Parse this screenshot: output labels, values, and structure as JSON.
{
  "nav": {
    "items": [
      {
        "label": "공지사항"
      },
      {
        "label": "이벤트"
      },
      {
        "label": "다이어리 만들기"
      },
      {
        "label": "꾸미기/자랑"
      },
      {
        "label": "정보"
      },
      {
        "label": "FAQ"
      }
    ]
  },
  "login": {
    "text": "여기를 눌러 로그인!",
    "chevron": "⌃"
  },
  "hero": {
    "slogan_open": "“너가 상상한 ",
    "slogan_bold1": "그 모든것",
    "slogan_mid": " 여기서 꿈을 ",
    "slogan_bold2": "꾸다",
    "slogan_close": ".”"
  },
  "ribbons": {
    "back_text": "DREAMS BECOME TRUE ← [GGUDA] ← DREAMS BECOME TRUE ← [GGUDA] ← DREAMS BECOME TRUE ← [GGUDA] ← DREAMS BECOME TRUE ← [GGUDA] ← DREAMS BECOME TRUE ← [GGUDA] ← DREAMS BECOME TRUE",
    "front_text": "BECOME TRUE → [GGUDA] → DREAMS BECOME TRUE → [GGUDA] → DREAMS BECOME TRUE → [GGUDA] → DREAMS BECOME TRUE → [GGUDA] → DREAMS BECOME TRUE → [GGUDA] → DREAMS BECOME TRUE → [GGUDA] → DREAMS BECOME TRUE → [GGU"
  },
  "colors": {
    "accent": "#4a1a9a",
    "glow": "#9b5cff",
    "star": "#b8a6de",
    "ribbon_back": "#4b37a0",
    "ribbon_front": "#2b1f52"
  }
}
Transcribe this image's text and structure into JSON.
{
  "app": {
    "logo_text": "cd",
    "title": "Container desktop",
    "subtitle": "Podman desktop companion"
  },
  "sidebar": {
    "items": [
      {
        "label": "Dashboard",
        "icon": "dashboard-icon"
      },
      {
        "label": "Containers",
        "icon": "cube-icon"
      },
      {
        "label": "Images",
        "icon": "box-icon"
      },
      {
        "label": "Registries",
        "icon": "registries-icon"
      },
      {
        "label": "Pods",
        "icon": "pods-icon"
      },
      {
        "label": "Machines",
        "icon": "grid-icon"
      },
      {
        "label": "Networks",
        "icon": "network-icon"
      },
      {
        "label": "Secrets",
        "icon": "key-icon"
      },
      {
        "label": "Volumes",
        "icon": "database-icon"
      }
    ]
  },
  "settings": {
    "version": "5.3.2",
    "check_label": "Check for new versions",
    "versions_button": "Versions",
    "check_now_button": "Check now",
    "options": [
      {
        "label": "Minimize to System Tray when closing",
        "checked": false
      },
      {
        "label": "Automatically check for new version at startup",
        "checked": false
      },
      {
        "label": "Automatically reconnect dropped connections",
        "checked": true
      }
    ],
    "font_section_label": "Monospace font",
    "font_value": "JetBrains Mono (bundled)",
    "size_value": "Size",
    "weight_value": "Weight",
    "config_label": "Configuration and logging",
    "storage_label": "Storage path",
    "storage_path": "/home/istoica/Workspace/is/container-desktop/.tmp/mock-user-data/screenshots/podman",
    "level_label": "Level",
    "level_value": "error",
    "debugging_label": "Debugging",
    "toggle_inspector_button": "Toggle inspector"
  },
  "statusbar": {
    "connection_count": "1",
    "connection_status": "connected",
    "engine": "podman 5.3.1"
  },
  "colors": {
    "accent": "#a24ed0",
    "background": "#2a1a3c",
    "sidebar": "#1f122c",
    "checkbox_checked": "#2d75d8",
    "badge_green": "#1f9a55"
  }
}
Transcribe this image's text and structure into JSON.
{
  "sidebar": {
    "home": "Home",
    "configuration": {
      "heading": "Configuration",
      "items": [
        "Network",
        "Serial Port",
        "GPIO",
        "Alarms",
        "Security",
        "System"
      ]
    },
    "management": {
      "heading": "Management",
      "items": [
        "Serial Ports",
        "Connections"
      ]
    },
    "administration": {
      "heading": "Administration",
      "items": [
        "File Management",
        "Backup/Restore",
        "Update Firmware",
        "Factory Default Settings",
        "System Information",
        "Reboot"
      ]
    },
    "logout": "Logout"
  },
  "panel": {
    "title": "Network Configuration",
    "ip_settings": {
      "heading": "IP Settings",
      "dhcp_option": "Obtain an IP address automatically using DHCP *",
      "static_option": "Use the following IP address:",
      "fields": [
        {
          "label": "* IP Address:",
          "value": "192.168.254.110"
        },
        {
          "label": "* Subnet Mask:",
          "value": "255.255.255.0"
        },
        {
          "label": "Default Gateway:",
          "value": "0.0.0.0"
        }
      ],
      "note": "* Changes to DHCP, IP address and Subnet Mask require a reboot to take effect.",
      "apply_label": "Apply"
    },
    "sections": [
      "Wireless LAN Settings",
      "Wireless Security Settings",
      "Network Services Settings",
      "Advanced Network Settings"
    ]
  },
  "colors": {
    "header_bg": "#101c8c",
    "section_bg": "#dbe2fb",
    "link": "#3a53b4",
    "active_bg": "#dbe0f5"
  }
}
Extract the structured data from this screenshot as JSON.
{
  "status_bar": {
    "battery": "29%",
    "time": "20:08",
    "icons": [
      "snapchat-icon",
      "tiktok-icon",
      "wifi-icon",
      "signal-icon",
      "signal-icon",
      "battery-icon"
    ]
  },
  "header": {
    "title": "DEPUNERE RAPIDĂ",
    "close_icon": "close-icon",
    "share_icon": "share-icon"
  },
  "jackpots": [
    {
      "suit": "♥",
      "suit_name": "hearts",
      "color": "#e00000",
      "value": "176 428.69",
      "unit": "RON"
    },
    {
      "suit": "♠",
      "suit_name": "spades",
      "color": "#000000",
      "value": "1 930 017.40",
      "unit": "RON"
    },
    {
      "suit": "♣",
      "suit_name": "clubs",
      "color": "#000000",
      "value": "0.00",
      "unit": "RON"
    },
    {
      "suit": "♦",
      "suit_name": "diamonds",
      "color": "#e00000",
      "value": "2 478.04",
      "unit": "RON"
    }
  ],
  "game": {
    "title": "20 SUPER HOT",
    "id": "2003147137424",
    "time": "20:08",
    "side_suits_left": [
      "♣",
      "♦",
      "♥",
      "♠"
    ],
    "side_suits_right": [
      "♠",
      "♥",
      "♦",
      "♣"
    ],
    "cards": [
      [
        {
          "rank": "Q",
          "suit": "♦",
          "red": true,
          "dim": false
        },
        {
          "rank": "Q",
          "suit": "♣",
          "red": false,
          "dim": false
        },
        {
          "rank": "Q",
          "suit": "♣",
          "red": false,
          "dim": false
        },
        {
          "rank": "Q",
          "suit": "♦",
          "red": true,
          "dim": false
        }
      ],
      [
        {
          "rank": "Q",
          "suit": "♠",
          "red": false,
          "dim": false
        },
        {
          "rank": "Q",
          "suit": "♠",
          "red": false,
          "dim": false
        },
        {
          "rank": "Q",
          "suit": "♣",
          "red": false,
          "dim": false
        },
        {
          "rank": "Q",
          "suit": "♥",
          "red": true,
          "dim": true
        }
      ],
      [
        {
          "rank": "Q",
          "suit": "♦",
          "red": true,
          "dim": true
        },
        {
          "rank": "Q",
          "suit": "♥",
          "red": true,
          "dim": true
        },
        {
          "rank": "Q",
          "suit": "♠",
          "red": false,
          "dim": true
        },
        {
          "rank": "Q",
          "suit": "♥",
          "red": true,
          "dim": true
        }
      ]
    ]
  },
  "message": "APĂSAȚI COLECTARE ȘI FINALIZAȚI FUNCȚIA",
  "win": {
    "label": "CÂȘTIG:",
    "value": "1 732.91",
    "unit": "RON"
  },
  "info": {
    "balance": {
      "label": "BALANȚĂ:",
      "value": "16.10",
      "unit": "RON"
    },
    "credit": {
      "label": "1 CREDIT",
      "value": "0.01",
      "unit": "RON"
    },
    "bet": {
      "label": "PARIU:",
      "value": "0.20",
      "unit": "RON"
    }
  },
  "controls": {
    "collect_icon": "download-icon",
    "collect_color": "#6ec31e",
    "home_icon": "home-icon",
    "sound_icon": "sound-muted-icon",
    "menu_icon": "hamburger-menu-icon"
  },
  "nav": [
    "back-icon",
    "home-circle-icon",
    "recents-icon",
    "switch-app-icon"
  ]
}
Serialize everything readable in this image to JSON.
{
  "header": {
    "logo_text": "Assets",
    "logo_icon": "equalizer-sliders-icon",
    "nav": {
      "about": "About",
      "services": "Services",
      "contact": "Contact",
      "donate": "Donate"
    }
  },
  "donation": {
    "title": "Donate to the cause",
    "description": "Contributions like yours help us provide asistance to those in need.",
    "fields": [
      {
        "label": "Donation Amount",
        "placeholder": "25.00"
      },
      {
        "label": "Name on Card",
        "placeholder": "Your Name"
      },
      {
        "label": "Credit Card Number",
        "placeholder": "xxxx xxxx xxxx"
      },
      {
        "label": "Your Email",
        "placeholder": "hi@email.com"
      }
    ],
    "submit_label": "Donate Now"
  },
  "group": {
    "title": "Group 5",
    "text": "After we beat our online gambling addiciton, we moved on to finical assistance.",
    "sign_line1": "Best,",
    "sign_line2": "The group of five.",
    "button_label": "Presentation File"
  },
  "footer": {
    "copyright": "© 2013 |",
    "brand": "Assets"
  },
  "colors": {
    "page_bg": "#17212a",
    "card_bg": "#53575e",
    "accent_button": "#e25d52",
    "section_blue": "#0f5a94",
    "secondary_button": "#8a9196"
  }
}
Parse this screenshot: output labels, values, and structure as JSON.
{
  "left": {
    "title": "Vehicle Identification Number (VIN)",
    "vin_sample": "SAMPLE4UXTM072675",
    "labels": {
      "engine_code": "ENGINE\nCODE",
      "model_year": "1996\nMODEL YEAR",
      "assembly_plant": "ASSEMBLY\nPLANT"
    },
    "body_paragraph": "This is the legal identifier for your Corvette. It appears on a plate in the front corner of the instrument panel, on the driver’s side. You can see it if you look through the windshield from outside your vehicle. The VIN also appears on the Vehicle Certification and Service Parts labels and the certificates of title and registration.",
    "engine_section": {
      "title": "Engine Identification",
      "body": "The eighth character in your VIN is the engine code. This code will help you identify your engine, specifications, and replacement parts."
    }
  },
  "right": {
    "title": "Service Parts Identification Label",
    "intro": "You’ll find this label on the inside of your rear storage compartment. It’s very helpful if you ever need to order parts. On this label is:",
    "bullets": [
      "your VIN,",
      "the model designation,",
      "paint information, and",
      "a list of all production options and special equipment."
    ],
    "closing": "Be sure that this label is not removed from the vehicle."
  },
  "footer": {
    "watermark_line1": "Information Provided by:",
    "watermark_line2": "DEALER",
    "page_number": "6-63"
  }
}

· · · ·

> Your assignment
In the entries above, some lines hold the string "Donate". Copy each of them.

> Response to this exercise
      "donate": "Donate"
    "title": "Donate to the cause",
    "submit_label": "Donate Now"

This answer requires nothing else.